Exercise prompt: For each line below that holds the word "UPDATE", make a copy.

Dataset extract:
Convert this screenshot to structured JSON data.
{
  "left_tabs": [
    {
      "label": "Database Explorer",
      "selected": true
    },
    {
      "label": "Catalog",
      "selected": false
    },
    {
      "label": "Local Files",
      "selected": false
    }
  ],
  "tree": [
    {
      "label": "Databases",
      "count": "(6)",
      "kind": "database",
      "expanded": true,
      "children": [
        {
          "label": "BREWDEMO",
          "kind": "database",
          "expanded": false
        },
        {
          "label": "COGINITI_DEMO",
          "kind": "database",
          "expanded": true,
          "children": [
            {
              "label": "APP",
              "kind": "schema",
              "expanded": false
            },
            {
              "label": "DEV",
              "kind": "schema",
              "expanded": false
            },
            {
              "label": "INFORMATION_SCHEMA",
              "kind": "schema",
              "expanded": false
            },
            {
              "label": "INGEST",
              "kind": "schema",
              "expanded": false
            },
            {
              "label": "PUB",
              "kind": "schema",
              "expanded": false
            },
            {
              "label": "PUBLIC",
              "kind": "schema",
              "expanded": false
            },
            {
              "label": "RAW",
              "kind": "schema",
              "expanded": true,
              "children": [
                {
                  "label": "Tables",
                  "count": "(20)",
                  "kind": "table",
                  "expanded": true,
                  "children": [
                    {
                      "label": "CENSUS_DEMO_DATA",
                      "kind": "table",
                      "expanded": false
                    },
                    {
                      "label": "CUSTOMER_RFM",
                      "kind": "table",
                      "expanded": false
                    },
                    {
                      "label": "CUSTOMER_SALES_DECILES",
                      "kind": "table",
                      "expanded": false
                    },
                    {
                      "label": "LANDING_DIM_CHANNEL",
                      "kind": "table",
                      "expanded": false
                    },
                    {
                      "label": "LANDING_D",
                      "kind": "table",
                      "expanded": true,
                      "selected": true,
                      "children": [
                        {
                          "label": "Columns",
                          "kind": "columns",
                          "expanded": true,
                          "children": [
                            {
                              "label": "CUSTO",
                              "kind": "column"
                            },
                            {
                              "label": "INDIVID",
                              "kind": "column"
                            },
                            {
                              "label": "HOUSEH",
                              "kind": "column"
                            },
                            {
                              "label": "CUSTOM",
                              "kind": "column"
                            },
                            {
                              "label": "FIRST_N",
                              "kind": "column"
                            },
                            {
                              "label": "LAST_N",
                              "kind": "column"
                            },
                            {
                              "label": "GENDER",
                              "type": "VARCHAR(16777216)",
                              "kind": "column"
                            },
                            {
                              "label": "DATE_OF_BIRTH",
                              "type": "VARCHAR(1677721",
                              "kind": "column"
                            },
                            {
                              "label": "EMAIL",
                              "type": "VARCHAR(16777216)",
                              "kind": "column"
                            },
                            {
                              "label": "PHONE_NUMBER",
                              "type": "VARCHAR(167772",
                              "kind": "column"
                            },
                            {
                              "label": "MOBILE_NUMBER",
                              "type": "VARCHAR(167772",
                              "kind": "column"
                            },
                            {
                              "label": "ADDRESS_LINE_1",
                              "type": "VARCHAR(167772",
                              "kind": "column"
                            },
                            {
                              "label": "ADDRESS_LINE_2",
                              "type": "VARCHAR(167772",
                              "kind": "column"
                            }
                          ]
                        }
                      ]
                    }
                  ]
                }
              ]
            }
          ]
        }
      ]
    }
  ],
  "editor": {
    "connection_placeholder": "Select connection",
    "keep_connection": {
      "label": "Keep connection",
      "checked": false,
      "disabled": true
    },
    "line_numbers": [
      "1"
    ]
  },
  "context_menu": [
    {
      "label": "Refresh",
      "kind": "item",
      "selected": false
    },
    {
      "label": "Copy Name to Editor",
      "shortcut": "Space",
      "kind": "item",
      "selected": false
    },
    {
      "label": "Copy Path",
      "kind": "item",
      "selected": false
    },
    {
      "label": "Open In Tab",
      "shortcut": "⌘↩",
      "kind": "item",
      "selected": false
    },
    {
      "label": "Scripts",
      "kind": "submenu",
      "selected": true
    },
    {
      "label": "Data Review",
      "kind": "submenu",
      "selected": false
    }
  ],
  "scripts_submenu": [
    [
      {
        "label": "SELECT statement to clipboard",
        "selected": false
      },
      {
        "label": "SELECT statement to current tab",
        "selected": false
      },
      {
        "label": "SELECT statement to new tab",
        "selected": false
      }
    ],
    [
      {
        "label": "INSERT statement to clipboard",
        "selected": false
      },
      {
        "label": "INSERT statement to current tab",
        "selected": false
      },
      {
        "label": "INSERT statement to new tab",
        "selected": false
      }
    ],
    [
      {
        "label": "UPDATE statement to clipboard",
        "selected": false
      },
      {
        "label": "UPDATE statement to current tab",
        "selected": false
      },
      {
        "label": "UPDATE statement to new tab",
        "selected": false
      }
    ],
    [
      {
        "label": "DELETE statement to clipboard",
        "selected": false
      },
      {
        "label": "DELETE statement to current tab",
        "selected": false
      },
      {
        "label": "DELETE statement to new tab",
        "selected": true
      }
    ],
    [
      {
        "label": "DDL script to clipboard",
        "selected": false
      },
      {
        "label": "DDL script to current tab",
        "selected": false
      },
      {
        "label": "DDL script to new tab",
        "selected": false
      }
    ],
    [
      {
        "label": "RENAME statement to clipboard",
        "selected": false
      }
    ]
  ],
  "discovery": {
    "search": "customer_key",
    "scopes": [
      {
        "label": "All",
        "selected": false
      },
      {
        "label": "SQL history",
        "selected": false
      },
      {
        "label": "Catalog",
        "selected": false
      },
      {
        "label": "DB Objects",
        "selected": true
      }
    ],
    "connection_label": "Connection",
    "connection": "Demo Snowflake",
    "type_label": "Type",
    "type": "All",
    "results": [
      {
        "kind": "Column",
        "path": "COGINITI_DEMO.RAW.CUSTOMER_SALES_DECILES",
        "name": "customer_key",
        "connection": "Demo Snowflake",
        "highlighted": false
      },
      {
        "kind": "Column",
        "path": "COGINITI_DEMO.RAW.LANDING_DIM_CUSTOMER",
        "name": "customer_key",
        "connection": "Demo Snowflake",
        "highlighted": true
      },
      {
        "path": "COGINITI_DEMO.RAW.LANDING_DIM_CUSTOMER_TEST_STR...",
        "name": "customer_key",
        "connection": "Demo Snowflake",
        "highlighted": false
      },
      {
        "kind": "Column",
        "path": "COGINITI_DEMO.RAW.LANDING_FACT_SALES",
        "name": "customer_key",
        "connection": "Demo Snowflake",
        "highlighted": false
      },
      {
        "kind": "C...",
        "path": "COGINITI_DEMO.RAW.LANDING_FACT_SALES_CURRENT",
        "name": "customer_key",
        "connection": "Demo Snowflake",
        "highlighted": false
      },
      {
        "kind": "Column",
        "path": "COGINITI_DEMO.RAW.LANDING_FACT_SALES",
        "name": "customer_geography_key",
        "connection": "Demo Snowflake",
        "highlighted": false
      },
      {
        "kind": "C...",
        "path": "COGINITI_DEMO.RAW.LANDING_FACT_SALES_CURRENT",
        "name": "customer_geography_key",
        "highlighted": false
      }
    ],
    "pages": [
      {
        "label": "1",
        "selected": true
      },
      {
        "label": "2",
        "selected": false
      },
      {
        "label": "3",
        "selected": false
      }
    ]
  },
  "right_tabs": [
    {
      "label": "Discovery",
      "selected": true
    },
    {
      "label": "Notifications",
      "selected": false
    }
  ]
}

Result of this task:
        "label": "UPDATE statement to clipboard",
        "label": "UPDATE statement to current tab",
        "label": "UPDATE statement to new tab",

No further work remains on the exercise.